**WHAT YOU HAVE TO DO**: Give back the entries exactly as they read, leaving each image out.

**SOURCE MATERIAL**:

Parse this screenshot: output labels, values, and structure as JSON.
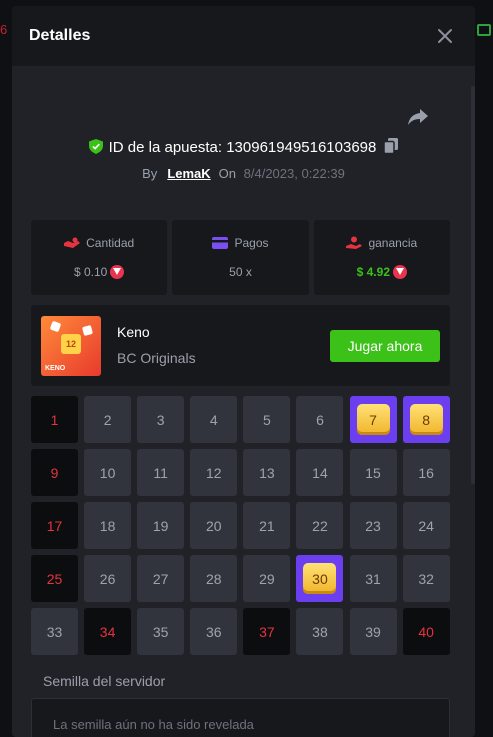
{
  "background": {
    "left_fragment": "6"
  },
  "modal": {
    "title": "Detalles"
  },
  "bet": {
    "id_label": "ID de la apuesta:",
    "id_value": "130961949516103698",
    "by_label": "By",
    "user": "LemaK",
    "on_label": "On",
    "date": "8/4/2023, 0:22:39"
  },
  "stats": {
    "amount": {
      "label": "Cantidad",
      "value": "$ 0.10"
    },
    "payout": {
      "label": "Pagos",
      "value": "50 x"
    },
    "profit": {
      "label": "ganancia",
      "value": "$ 4.92"
    }
  },
  "game": {
    "thumb_number": "12",
    "thumb_label": "KENO",
    "name": "Keno",
    "provider": "BC Originals",
    "play_label": "Jugar ahora"
  },
  "grid": {
    "cells": [
      {
        "n": "1",
        "s": "picked"
      },
      {
        "n": "2",
        "s": "normal"
      },
      {
        "n": "3",
        "s": "normal"
      },
      {
        "n": "4",
        "s": "normal"
      },
      {
        "n": "5",
        "s": "normal"
      },
      {
        "n": "6",
        "s": "normal"
      },
      {
        "n": "7",
        "s": "hit"
      },
      {
        "n": "8",
        "s": "hit"
      },
      {
        "n": "9",
        "s": "picked"
      },
      {
        "n": "10",
        "s": "normal"
      },
      {
        "n": "11",
        "s": "normal"
      },
      {
        "n": "12",
        "s": "normal"
      },
      {
        "n": "13",
        "s": "normal"
      },
      {
        "n": "14",
        "s": "normal"
      },
      {
        "n": "15",
        "s": "normal"
      },
      {
        "n": "16",
        "s": "normal"
      },
      {
        "n": "17",
        "s": "picked"
      },
      {
        "n": "18",
        "s": "normal"
      },
      {
        "n": "19",
        "s": "normal"
      },
      {
        "n": "20",
        "s": "normal"
      },
      {
        "n": "21",
        "s": "normal"
      },
      {
        "n": "22",
        "s": "normal"
      },
      {
        "n": "23",
        "s": "normal"
      },
      {
        "n": "24",
        "s": "normal"
      },
      {
        "n": "25",
        "s": "picked"
      },
      {
        "n": "26",
        "s": "normal"
      },
      {
        "n": "27",
        "s": "normal"
      },
      {
        "n": "28",
        "s": "normal"
      },
      {
        "n": "29",
        "s": "normal"
      },
      {
        "n": "30",
        "s": "hit"
      },
      {
        "n": "31",
        "s": "normal"
      },
      {
        "n": "32",
        "s": "normal"
      },
      {
        "n": "33",
        "s": "normal"
      },
      {
        "n": "34",
        "s": "picked"
      },
      {
        "n": "35",
        "s": "normal"
      },
      {
        "n": "36",
        "s": "normal"
      },
      {
        "n": "37",
        "s": "picked"
      },
      {
        "n": "38",
        "s": "normal"
      },
      {
        "n": "39",
        "s": "normal"
      },
      {
        "n": "40",
        "s": "picked"
      }
    ]
  },
  "seed": {
    "label": "Semilla del servidor",
    "text": "La semilla aún no ha sido revelada"
  },
  "colors": {
    "accent_green": "#3bc117",
    "hit_purple": "#6b3ef0",
    "picked_red": "#e5333f"
  }
}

**REPLY TO THE EXERCISE**:
Parse this screenshot: output labels, values, and structure as JSON.
{
  "background": {
    "left_fragment": "6"
  },
  "modal": {
    "title": "Detalles"
  },
  "bet": {
    "id_label": "ID de la apuesta:",
    "id_value": "130961949516103698",
    "by_label": "By",
    "user": "LemaK",
    "on_label": "On",
    "date": "8/4/2023, 0:22:39"
  },
  "stats": {
    "amount": {
      "label": "Cantidad",
      "value": "$ 0.10"
    },
    "payout": {
      "label": "Pagos",
      "value": "50 x"
    },
    "profit": {
      "label": "ganancia",
      "value": "$ 4.92"
    }
  },
  "game": {
    "thumb_number": "12",
    "thumb_label": "KENO",
    "name": "Keno",
    "provider": "BC Originals",
    "play_label": "Jugar ahora"
  },
  "grid": {
    "cells": [
      {
        "n": "1",
        "s": "picked"
      },
      {
        "n": "2",
        "s": "normal"
      },
      {
        "n": "3",
        "s": "normal"
      },
      {
        "n": "4",
        "s": "normal"
      },
      {
        "n": "5",
        "s": "normal"
      },
      {
        "n": "6",
        "s": "normal"
      },
      {
        "n": "7",
        "s": "hit"
      },
      {
        "n": "8",
        "s": "hit"
      },
      {
        "n": "9",
        "s": "picked"
      },
      {
        "n": "10",
        "s": "normal"
      },
      {
        "n": "11",
        "s": "normal"
      },
      {
        "n": "12",
        "s": "normal"
      },
      {
        "n": "13",
        "s": "normal"
      },
      {
        "n": "14",
        "s": "normal"
      },
      {
        "n": "15",
        "s": "normal"
      },
      {
        "n": "16",
        "s": "normal"
      },
      {
        "n": "17",
        "s": "picked"
      },
      {
        "n": "18",
        "s": "normal"
      },
      {
        "n": "19",
        "s": "normal"
      },
      {
        "n": "20",
        "s": "normal"
      },
      {
        "n": "21",
        "s": "normal"
      },
      {
        "n": "22",
        "s": "normal"
      },
      {
        "n": "23",
        "s": "normal"
      },
      {
        "n": "24",
        "s": "normal"
      },
      {
        "n": "25",
        "s": "picked"
      },
      {
        "n": "26",
        "s": "normal"
      },
      {
        "n": "27",
        "s": "normal"
      },
      {
        "n": "28",
        "s": "normal"
      },
      {
        "n": "29",
        "s": "normal"
      },
      {
        "n": "30",
        "s": "hit"
      },
      {
        "n": "31",
        "s": "normal"
      },
      {
        "n": "32",
        "s": "normal"
      },
      {
        "n": "33",
        "s": "normal"
      },
      {
        "n": "34",
        "s": "picked"
      },
      {
        "n": "35",
        "s": "normal"
      },
      {
        "n": "36",
        "s": "normal"
      },
      {
        "n": "37",
        "s": "picked"
      },
      {
        "n": "38",
        "s": "normal"
      },
      {
        "n": "39",
        "s": "normal"
      },
      {
        "n": "40",
        "s": "picked"
      }
    ]
  },
  "seed": {
    "label": "Semilla del servidor",
    "text": "La semilla aún no ha sido revelada"
  },
  "colors": {
    "accent_green": "#3bc117",
    "hit_purple": "#6b3ef0",
    "picked_red": "#e5333f"
  }
}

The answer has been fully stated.